There are around 10,000 cases of Valley Fever each year in this country, according to the Centers for Disease Control and Prevention. So why don’t hear much about it? Part of the reason the public so poorly understands it is the symptoms mimic that of a cold or flu, so often it goes untreated. The key to knowing if you have valley fever or not is understanding what it is and how it affects you.

 

What is Valley Fever?

Although it probably feels like a cold or flu bug, valley fever is a fungal infection, medically known as coccidioidomycosis. People who live in the southwestern United States, specifically Arizona or California, have a higher risk of exposure to the fungus.

 

Why Does the Southwestern US have a Greater Risk?

The fungus that causes valley fever thrives in the dry, desert-like soil found in Arizona, California, the south-central regions of Washington state along with parts of Mexico and Central America. People there can breathe in the fungus, exposing the lungs to the infection.

Inhaling the fungus from soil is the only way to contract this illness, as well. Unlike the cold or flu, it is not passed from person to person or even from animal to person. The wind can pick up spores from the fungus, though and blow them hundreds of miles from their source.

 

What are the Symptoms of Valley Fever?

The symptoms of this infection make it difficult to spot. They are similar to many illnesses including infectious diseases like influenza. Symptoms include:

  • Fatigue
  • Muscle aches
  • A cough
  • Fever
  • A headache
  • Night Sweats
  • Joint pain

Some people also develop a rash on their upper body or legs. If you look at other illnesses like the common cold, for example, you see why there is confusion.

Symptoms of a cold include:

  • Fever
  • Shortness of breath
  • Wheezing
  • A headache
  • Body aches
  • Sinus pain

There are just enough similarities that people can have valley fever and never know it. The common cold, though, and the flu are bacterial infections while valley fever comes from a fungus.

Valley fever can also be chronic and lead to complications like nodules in the lungs. People with weakened immune systems have a higher risk of chronic valley fever.

 

How is Valley Fever Diagnosed and Treated?

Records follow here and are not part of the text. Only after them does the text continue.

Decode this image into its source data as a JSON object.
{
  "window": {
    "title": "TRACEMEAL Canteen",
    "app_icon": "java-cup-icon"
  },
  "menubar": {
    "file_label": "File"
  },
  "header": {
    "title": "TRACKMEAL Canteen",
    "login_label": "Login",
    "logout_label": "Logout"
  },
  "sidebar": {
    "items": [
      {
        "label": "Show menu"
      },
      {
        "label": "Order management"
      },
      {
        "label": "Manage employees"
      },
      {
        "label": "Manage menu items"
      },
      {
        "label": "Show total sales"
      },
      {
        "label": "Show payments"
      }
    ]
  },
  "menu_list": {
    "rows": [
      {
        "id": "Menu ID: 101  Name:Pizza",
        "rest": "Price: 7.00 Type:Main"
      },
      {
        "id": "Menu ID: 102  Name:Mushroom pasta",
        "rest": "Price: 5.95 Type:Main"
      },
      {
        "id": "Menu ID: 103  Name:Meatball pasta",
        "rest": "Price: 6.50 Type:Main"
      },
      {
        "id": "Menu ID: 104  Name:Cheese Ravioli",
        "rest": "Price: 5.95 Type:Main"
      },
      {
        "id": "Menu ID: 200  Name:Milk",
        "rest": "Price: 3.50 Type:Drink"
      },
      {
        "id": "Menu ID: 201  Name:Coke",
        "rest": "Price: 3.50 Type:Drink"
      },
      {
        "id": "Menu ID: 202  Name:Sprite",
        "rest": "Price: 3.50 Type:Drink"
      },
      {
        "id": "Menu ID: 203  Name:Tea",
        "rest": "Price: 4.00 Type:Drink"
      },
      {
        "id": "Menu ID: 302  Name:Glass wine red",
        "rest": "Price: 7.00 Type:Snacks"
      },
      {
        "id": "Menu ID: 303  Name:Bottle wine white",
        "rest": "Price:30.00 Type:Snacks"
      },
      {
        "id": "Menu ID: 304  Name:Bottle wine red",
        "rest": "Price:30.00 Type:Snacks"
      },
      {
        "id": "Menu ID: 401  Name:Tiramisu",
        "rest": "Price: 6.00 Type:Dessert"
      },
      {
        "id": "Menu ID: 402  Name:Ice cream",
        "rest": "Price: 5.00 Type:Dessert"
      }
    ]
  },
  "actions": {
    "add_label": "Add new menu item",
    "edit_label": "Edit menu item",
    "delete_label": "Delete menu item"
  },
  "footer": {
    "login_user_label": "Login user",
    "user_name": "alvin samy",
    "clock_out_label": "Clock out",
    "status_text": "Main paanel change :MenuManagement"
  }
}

Valley fever is tough to diagnose. The only sure way is to look for the organisms in a sputum sample. In some cases, the body may develop antibodies, as well, and those are detectable in the blood.

Treatment is a combination of rest and antifungal medications. The downside is antifungal drugs can have unpleasant side effects like nausea or diarrhea. Not getting treatment, though, can lead to complications like the disseminated disease. With this condition, the fungus spreads to other areas of the body leading to abscesses, lesions on the bone and heart inflammation.

 

The possible complications of valley fever mean you don’t want to ignore it. Backfit has offices throughout Arizona and can offer a complimentary assessment or set you up with a general practitioner for evaluation. Contact Backfit today to make an appointment.